◆ Work order: Identify, in the records below, every line where the string "synopsis" appears, and copy each such line.

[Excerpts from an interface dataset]
=====

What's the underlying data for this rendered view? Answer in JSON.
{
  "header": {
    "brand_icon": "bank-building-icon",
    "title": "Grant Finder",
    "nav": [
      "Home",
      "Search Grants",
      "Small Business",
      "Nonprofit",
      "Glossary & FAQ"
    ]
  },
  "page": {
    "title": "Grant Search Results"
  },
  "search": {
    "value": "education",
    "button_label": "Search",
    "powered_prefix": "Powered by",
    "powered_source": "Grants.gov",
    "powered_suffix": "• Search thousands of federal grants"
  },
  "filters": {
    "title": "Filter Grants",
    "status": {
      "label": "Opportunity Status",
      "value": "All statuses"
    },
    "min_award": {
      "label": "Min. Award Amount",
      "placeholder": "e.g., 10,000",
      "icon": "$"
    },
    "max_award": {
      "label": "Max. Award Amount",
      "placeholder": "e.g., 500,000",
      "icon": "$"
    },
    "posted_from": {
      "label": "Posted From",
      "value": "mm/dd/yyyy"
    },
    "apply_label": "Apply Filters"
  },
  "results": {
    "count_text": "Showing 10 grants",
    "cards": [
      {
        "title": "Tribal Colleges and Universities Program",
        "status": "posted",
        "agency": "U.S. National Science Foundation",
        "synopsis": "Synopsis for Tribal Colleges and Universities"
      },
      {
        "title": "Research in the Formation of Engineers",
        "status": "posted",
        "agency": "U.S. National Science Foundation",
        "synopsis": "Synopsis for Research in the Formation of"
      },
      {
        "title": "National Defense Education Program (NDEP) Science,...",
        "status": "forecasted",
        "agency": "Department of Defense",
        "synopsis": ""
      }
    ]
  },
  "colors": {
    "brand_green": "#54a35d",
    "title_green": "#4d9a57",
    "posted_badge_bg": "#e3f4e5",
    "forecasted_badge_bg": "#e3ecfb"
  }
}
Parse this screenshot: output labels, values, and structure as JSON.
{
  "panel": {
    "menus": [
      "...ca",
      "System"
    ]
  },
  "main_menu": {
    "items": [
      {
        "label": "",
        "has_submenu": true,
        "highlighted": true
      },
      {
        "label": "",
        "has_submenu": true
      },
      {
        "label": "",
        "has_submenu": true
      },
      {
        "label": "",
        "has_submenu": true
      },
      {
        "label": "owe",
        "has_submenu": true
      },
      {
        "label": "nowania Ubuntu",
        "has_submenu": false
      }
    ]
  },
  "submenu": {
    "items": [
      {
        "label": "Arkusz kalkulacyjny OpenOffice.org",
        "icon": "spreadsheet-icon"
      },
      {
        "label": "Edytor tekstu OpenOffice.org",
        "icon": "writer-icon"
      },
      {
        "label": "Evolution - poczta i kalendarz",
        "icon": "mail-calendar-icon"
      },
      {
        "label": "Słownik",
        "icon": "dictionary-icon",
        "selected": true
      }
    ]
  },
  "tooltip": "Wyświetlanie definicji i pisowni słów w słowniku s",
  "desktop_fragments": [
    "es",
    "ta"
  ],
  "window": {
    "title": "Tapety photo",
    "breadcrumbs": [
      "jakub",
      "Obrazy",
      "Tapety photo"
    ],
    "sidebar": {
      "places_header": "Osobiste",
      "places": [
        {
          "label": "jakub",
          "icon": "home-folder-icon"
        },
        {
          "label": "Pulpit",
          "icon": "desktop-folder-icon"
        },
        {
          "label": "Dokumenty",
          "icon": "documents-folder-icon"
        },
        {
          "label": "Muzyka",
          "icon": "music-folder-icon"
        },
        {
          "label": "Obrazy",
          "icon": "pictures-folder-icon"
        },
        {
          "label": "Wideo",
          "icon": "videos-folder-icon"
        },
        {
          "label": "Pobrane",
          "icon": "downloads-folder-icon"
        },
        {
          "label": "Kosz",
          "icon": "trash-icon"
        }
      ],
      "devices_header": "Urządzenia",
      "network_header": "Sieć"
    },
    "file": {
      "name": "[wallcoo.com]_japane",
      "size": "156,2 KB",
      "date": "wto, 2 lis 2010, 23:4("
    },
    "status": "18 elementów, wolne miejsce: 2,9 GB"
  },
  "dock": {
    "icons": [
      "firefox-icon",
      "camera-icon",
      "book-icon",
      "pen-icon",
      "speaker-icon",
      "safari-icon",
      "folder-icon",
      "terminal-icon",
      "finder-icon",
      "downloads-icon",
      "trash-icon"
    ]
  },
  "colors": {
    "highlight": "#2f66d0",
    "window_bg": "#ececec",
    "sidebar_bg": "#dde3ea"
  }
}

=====

◆ Output of the exercise:
        "synopsis": "Synopsis for Tribal Colleges and Universities"
        "synopsis": "Synopsis for Research in the Formation of"
        "synopsis": ""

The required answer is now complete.